Many Florida residents rely on Medicaid benefits to help them cover medical and long-term care expenses, especially the elderly and individuals with disabilities. A common question is whether a person can own a house and apply for Medicaid in Florida.
Can you own a residential property in Florida and qualify for Medicaid? Read on to find out.
Medicaid in Florida – The Basic Eligibility Criteria
Jointly funded by the federal and state government, Medicaid is a program focused on providing access to health care to low-income individuals and families. The program’s eligibility criteria are quite strict, and the requirements vary depending on the type of benefit.
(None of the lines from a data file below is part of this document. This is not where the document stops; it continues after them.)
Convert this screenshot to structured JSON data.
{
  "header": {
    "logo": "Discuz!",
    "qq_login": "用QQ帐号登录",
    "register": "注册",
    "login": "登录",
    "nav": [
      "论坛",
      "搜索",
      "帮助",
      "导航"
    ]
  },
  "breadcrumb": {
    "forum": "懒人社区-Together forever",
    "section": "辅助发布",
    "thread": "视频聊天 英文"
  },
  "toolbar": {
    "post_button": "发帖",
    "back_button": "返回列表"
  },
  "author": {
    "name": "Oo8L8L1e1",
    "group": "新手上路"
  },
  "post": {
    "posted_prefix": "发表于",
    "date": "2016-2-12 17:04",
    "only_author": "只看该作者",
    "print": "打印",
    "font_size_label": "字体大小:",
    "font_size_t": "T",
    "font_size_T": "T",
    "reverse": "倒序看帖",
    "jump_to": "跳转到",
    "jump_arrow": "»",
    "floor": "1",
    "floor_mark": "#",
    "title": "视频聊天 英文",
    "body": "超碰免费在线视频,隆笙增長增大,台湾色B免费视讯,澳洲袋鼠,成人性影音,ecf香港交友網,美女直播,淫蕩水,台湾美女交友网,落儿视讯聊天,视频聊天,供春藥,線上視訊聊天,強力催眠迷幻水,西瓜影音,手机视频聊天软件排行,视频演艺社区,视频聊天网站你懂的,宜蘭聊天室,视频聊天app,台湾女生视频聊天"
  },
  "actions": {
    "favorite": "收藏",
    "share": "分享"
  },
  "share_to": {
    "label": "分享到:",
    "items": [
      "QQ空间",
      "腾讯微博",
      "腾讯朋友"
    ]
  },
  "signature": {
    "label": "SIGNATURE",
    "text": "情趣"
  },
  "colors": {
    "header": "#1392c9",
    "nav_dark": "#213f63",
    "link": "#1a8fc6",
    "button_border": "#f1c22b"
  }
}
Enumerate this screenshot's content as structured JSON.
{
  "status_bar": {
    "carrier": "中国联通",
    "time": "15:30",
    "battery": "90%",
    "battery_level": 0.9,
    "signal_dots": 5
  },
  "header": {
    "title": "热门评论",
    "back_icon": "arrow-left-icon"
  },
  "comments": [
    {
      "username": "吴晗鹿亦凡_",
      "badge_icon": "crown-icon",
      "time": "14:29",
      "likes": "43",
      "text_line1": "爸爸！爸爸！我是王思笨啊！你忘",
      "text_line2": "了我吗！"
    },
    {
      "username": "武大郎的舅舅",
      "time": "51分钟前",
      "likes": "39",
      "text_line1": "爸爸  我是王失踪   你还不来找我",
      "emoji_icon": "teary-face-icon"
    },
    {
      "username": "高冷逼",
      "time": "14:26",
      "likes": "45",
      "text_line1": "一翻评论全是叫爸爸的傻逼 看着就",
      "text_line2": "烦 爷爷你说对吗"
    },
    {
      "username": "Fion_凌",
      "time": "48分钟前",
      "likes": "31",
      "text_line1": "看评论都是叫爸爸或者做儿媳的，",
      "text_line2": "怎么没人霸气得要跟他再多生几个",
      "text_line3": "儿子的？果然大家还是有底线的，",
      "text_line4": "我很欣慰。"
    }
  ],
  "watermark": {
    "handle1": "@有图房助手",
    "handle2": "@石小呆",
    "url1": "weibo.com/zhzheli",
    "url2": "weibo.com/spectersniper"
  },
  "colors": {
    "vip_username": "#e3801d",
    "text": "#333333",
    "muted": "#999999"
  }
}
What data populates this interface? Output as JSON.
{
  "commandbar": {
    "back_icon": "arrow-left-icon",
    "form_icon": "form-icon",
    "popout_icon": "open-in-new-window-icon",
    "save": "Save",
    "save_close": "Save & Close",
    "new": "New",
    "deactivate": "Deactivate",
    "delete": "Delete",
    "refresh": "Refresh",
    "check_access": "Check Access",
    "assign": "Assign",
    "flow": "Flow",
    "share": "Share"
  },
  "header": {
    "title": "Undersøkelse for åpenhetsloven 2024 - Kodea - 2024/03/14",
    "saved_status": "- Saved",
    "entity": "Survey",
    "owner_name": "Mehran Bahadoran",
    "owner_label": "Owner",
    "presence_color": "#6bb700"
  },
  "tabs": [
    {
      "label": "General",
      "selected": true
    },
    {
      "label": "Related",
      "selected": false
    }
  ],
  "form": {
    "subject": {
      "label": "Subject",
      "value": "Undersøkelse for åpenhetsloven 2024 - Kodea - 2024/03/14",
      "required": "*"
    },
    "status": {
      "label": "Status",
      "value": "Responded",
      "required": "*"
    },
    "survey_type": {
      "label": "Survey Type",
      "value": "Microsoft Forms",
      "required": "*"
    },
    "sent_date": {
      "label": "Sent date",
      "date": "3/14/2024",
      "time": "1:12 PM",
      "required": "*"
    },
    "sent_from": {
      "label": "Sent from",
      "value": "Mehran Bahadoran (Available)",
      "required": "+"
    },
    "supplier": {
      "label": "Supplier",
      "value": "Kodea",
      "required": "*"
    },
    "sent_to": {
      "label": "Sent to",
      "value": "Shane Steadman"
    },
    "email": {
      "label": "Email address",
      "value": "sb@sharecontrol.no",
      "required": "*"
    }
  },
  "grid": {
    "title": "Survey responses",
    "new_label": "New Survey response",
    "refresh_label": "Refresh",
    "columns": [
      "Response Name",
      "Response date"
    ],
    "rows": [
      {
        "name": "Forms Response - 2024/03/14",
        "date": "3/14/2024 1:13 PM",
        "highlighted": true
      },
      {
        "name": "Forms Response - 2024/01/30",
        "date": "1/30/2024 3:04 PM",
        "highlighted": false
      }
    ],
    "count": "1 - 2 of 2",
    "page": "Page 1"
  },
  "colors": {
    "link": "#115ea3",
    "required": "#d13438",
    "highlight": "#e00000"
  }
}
There are three main programs provided by Medicaid in Florida. The first program is Institutional (Nursing Home) Medicaid, which is an entitlement program provided exclusively in nursing homes.
The second is the Home and Community-Based Services (HCBS) program, which is not based on entitlement. This variant is limited to very few cases, which may result in long wait lists.
The third and most common variant is the Regular Medicaid / Medicaid for Aged and Disabled (MEDS-AD) program. Based on entitlement, it also provides long-term care services such as adult day care and personal care assistance in certain cases.
Can You Own a House and Get Medicaid in Florida? – Taking a Closer Look
Yes, it is possible to meet the eligibility requirements for Medicaid while owning a house in Florida. If the Medicaid recipient’s primary residence is protected by Florida homestead laws, it is not considered a “countable asset” towards Medicaid asset limit requirements.
The stricter eligibility criteria apply to recipients who depend on Medicaid in nursing homes or assisted living facilities (ALF). In such cases, the beneficiary must meet one of the two criteria established by the program.
The first is the applicant’s home equity interest limit, which is $636,000 or less (as of January 2022). The term “equity” does not refer to the total value of the home, but the fair market value of the property less any debts secured by the asset.
For example, if an applicant’s house is worth $500,000 with an outstanding mortgage of $200,000, the property’s equity value is $300,000. In this case, the applicant would not surpass the home equity interest limit.
The second possibility that waives the home-equity rules is applied to cases in which:
- The Medicaid recipient’s spouse is living in the home (regardless of the value of the property)
- The Medicaid recipient’s child (aged 21 or less) is living in the home, or
- The Medicaid recipient’s child is a disabled or blind individual of any age and lives in the home
If a Medicaid applicant does not have the intent to return to his or her primary residence, the property may be considered a countable asset for eligibility purposes. This type of situation can result in complications if the applicant decides to reside in an assisted-living facility.
The best approach is to consult with an expert attorney to navigate Medicaid eligibility criteria and protect your homestead exemption in Florida.